TASK ITEM → Restate each entry shown beneath this instruction, keeping its wording intact.

RAW DATA →
++++++

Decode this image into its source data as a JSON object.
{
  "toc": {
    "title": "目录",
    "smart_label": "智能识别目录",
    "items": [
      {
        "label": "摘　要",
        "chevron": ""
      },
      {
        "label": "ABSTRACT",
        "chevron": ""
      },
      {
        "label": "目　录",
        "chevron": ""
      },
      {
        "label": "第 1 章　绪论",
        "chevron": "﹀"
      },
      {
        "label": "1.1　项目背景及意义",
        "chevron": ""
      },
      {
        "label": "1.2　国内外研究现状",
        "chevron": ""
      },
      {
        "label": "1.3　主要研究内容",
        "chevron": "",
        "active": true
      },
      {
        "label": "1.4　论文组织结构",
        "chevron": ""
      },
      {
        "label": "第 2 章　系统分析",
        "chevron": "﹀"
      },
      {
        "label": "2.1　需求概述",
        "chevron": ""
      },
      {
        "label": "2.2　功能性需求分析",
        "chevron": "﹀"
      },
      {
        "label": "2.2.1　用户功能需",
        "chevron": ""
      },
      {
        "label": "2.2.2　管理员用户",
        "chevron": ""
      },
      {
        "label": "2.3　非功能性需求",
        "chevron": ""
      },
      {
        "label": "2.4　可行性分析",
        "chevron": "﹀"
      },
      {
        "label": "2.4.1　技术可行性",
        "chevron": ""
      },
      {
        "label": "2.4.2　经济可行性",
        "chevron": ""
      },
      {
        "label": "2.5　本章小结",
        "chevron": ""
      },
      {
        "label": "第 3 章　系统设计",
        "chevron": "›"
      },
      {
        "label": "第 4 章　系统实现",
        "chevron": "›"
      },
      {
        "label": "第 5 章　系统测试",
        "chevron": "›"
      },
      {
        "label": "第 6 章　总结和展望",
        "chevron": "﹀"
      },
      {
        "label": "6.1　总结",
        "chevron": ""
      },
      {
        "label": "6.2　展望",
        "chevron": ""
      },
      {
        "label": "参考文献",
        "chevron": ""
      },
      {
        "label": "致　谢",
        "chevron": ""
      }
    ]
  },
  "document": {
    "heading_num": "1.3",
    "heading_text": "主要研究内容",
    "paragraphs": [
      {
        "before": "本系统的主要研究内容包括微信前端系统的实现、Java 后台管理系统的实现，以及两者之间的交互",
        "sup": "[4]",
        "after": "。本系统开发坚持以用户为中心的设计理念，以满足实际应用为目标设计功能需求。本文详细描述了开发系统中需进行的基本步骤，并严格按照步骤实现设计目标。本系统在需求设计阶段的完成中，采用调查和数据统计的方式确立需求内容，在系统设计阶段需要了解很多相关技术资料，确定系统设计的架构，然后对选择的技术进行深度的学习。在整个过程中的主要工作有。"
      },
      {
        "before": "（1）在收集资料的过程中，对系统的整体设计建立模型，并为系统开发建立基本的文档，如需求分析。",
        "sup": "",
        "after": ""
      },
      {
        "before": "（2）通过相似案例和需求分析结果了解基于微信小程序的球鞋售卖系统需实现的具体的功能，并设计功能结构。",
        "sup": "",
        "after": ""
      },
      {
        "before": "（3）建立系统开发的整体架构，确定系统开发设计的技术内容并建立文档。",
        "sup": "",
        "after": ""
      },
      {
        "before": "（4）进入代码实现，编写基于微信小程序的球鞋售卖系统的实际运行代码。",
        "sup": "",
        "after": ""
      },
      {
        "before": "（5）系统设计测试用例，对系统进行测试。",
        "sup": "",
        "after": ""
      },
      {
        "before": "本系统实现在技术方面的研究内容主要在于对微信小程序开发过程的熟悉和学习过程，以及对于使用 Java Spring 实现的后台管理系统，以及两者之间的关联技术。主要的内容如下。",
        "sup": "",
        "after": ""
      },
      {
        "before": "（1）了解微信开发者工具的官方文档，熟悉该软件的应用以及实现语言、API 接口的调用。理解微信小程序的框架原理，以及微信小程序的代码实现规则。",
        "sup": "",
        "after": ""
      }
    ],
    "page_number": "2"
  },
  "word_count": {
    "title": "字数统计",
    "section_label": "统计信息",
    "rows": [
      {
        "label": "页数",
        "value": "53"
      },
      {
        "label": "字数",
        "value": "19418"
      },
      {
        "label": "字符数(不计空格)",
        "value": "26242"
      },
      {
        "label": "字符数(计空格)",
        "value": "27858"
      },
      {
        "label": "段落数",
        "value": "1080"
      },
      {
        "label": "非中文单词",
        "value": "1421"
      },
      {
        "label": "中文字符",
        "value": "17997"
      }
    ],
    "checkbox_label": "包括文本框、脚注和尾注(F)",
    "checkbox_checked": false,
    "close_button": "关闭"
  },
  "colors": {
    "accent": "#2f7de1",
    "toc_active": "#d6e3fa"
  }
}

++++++

EXERCISE ANSWER →
Decode this image into its source data as a JSON object.
{
  "toc": {
    "title": "目录",
    "smart_label": "智能识别目录",
    "items": [
      {
        "label": "摘　要",
        "chevron": ""
      },
      {
        "label": "ABSTRACT",
        "chevron": ""
      },
      {
        "label": "目　录",
        "chevron": ""
      },
      {
        "label": "第 1 章　绪论",
        "chevron": "﹀"
      },
      {
        "label": "1.1　项目背景及意义",
        "chevron": ""
      },
      {
        "label": "1.2　国内外研究现状",
        "chevron": ""
      },
      {
        "label": "1.3　主要研究内容",
        "chevron": "",
        "active": true
      },
      {
        "label": "1.4　论文组织结构",
        "chevron": ""
      },
      {
        "label": "第 2 章　系统分析",
        "chevron": "﹀"
      },
      {
        "label": "2.1　需求概述",
        "chevron": ""
      },
      {
        "label": "2.2　功能性需求分析",
        "chevron": "﹀"
      },
      {
        "label": "2.2.1　用户功能需",
        "chevron": ""
      },
      {
        "label": "2.2.2　管理员用户",
        "chevron": ""
      },
      {
        "label": "2.3　非功能性需求",
        "chevron": ""
      },
      {
        "label": "2.4　可行性分析",
        "chevron": "﹀"
      },
      {
        "label": "2.4.1　技术可行性",
        "chevron": ""
      },
      {
        "label": "2.4.2　经济可行性",
        "chevron": ""
      },
      {
        "label": "2.5　本章小结",
        "chevron": ""
      },
      {
        "label": "第 3 章　系统设计",
        "chevron": "›"
      },
      {
        "label": "第 4 章　系统实现",
        "chevron": "›"
      },
      {
        "label": "第 5 章　系统测试",
        "chevron": "›"
      },
      {
        "label": "第 6 章　总结和展望",
        "chevron": "﹀"
      },
      {
        "label": "6.1　总结",
        "chevron": ""
      },
      {
        "label": "6.2　展望",
        "chevron": ""
      },
      {
        "label": "参考文献",
        "chevron": ""
      },
      {
        "label": "致　谢",
        "chevron": ""
      }
    ]
  },
  "document": {
    "heading_num": "1.3",
    "heading_text": "主要研究内容",
    "paragraphs": [
      {
        "before": "本系统的主要研究内容包括微信前端系统的实现、Java 后台管理系统的实现，以及两者之间的交互",
        "sup": "[4]",
        "after": "。本系统开发坚持以用户为中心的设计理念，以满足实际应用为目标设计功能需求。本文详细描述了开发系统中需进行的基本步骤，并严格按照步骤实现设计目标。本系统在需求设计阶段的完成中，采用调查和数据统计的方式确立需求内容，在系统设计阶段需要了解很多相关技术资料，确定系统设计的架构，然后对选择的技术进行深度的学习。在整个过程中的主要工作有。"
      },
      {
        "before": "（1）在收集资料的过程中，对系统的整体设计建立模型，并为系统开发建立基本的文档，如需求分析。",
        "sup": "",
        "after": ""
      },
      {
        "before": "（2）通过相似案例和需求分析结果了解基于微信小程序的球鞋售卖系统需实现的具体的功能，并设计功能结构。",
        "sup": "",
        "after": ""
      },
      {
        "before": "（3）建立系统开发的整体架构，确定系统开发设计的技术内容并建立文档。",
        "sup": "",
        "after": ""
      },
      {
        "before": "（4）进入代码实现，编写基于微信小程序的球鞋售卖系统的实际运行代码。",
        "sup": "",
        "after": ""
      },
      {
        "before": "（5）系统设计测试用例，对系统进行测试。",
        "sup": "",
        "after": ""
      },
      {
        "before": "本系统实现在技术方面的研究内容主要在于对微信小程序开发过程的熟悉和学习过程，以及对于使用 Java Spring 实现的后台管理系统，以及两者之间的关联技术。主要的内容如下。",
        "sup": "",
        "after": ""
      },
      {
        "before": "（1）了解微信开发者工具的官方文档，熟悉该软件的应用以及实现语言、API 接口的调用。理解微信小程序的框架原理，以及微信小程序的代码实现规则。",
        "sup": "",
        "after": ""
      }
    ],
    "page_number": "2"
  },
  "word_count": {
    "title": "字数统计",
    "section_label": "统计信息",
    "rows": [
      {
        "label": "页数",
        "value": "53"
      },
      {
        "label": "字数",
        "value": "19418"
      },
      {
        "label": "字符数(不计空格)",
        "value": "26242"
      },
      {
        "label": "字符数(计空格)",
        "value": "27858"
      },
      {
        "label": "段落数",
        "value": "1080"
      },
      {
        "label": "非中文单词",
        "value": "1421"
      },
      {
        "label": "中文字符",
        "value": "17997"
      }
    ],
    "checkbox_label": "包括文本框、脚注和尾注(F)",
    "checkbox_checked": false,
    "close_button": "关闭"
  },
  "colors": {
    "accent": "#2f7de1",
    "toc_active": "#d6e3fa"
  }
}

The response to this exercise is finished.